The next two years will be messy ones for district finances. The biggest-ever one-time injection of federal cash (known as ESSER) has 18 months left. As that money runs out, a perfect storm of financial pressures will eclipse any most districts have seen before. Our analysis suggests the gaps in 2024-25 will be worse than the last recession.
District financial teams should see it coming—it’s right there in the budget forecasts—even though few are at the point of sharing out scenarios publicly. In fact, most district leaders don’t yet have a plan for how to navigate the financial headwinds. Those plans will start to take shape in the next few months—and come with big consequences for downstream financial solvency, teacher and staff layoffs, school closures, and ultimately for students.
Much of this planning goes down in a sleeper set of district meetings: budget workshops held between January and May. It’s here, with very little fanfare, that a mix of board members and district leaders hammer out key decisions that can impact districts, schools, staff, and students for years to come.
For this spring’s budget discussions, I suggest focusing on these six critical issues:
#1. Are ESSER investments getting students back on track?
Before grappling with the forecast, every district should be tracking whether its ESSER investments are working to address pandemic-era learning gaps. Are math and reading scores coming back up? Is attendance improving? With only 18 months remaining on these funds, district leaders need to pivot now if their investments aren’t delivering real value for students.
Calling attention to student outcomes alongside finance deliberations isn’t typical, but it should be. (In some places, like St. Paul, it’s happening.)
#2. What’s the magnitude of any forecasted budget gaps?
When the ESSER tap abruptly goes dry, most districts will see a year-to-year reduction in spending. That’s the “fiscal cliff.” We estimate the average district will have to cut costs by some $1,200 per student in 2024-25.

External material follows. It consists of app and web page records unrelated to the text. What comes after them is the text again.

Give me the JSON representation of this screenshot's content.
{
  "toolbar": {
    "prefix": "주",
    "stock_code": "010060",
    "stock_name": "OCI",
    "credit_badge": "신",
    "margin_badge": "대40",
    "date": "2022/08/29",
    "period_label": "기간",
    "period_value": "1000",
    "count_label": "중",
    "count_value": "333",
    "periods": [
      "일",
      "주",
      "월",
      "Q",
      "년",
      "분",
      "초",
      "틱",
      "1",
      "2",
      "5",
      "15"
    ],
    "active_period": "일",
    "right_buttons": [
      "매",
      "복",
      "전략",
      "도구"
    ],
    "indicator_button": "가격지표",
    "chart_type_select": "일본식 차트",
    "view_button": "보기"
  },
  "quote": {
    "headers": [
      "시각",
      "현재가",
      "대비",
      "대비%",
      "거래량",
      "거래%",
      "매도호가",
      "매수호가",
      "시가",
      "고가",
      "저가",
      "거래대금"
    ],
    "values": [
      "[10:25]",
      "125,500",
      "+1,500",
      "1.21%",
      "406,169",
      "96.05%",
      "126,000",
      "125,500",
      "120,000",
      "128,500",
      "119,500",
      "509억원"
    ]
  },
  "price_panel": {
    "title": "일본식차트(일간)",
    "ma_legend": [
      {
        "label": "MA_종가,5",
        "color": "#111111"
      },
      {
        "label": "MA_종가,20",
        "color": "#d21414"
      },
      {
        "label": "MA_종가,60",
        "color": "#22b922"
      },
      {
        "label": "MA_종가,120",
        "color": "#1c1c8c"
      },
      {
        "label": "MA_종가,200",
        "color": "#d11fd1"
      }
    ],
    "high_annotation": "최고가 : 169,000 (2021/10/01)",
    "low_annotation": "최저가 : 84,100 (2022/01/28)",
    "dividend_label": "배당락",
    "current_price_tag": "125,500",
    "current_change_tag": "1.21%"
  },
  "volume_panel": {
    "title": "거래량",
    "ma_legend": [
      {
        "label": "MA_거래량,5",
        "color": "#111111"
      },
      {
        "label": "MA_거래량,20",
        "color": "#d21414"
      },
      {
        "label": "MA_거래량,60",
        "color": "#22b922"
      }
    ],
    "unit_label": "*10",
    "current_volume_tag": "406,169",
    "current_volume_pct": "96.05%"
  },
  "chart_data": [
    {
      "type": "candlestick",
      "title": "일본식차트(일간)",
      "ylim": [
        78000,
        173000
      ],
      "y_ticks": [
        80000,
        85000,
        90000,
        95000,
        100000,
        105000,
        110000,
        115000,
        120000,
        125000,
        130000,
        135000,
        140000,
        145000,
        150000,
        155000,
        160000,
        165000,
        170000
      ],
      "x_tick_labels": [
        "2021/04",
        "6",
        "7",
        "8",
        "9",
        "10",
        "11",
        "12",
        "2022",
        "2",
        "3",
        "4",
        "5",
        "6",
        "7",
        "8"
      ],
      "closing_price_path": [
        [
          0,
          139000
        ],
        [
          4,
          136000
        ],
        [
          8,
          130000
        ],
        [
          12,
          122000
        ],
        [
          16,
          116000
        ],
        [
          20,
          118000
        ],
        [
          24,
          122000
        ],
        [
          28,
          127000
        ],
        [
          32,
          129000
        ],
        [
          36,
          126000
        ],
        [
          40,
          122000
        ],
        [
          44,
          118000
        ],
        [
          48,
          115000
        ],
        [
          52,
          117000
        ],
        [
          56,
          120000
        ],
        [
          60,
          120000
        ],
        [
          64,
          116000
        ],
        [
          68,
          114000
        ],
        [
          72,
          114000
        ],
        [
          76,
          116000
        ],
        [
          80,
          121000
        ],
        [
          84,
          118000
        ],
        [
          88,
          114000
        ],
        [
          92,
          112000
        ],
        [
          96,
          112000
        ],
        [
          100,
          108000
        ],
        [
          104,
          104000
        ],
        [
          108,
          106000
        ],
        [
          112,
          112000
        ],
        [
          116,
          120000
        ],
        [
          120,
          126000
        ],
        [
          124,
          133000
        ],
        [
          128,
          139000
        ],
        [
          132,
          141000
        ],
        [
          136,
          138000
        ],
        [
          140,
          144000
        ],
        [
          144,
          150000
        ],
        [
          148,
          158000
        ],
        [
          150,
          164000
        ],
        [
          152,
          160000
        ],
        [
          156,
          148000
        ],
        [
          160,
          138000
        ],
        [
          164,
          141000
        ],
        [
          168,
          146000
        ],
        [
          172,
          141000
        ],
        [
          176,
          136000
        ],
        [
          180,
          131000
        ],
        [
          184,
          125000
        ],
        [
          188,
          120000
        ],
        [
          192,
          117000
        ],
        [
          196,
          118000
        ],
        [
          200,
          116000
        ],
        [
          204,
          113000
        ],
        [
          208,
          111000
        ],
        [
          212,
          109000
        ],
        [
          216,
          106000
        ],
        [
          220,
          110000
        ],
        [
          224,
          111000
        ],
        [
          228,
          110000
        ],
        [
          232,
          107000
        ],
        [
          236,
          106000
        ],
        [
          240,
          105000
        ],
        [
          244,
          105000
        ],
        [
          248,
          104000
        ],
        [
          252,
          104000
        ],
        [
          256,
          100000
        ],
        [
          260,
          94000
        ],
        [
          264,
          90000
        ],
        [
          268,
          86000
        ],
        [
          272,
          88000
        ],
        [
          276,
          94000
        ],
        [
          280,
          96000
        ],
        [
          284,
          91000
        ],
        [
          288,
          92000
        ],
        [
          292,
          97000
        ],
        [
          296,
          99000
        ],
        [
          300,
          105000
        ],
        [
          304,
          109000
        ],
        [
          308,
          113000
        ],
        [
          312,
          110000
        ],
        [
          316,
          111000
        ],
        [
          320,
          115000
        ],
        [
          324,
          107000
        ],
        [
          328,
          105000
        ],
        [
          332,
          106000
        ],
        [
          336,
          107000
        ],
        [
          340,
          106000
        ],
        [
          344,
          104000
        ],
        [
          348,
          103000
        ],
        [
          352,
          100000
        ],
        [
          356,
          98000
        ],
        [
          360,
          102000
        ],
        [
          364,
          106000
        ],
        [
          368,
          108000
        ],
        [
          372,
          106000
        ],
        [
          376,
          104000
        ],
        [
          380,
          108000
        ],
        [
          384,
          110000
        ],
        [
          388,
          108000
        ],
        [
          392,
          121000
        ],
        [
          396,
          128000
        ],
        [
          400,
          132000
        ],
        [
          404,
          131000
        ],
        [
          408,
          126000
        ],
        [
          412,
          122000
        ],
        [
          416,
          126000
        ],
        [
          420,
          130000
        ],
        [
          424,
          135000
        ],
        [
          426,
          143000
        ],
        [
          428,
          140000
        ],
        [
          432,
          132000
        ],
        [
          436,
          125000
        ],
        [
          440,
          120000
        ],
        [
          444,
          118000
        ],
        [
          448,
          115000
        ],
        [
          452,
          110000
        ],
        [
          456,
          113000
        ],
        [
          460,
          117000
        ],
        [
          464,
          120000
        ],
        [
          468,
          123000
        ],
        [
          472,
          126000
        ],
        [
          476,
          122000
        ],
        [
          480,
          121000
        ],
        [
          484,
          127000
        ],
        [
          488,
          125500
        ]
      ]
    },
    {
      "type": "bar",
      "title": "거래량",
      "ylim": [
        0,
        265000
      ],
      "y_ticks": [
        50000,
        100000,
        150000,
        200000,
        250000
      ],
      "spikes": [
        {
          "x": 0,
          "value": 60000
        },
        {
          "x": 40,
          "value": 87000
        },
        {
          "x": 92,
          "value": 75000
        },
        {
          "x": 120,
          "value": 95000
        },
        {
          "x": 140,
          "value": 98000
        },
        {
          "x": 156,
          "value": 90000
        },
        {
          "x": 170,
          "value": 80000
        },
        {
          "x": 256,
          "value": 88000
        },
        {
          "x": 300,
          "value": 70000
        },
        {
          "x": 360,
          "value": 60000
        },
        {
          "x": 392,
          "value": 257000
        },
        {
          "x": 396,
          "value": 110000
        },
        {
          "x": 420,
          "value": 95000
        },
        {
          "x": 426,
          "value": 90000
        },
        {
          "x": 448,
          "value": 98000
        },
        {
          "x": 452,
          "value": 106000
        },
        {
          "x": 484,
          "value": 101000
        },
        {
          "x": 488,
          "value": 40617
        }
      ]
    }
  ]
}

One can assume that the easy spending cuts (e.g., eliminating contracted services) are already baked into the figures. When the forecast shows a deficit, it means that more active cutting is required to balance the budget. That’s what happens when districts make recurring commitments that outpace the revenue stream, for instance when districts used ESSER funds to pay for new hires or grant permanent raises.
Recent decisions will play a role here. Some have played it safe, awarding only modest or one-time pay bumps and stashing funds away in reserves. Others made larger than typical inflation-era raises, with some making a risky assumption that their legislatures will fully cover the gap.
#3. Are enrollment and staffing trends headed in the same direction?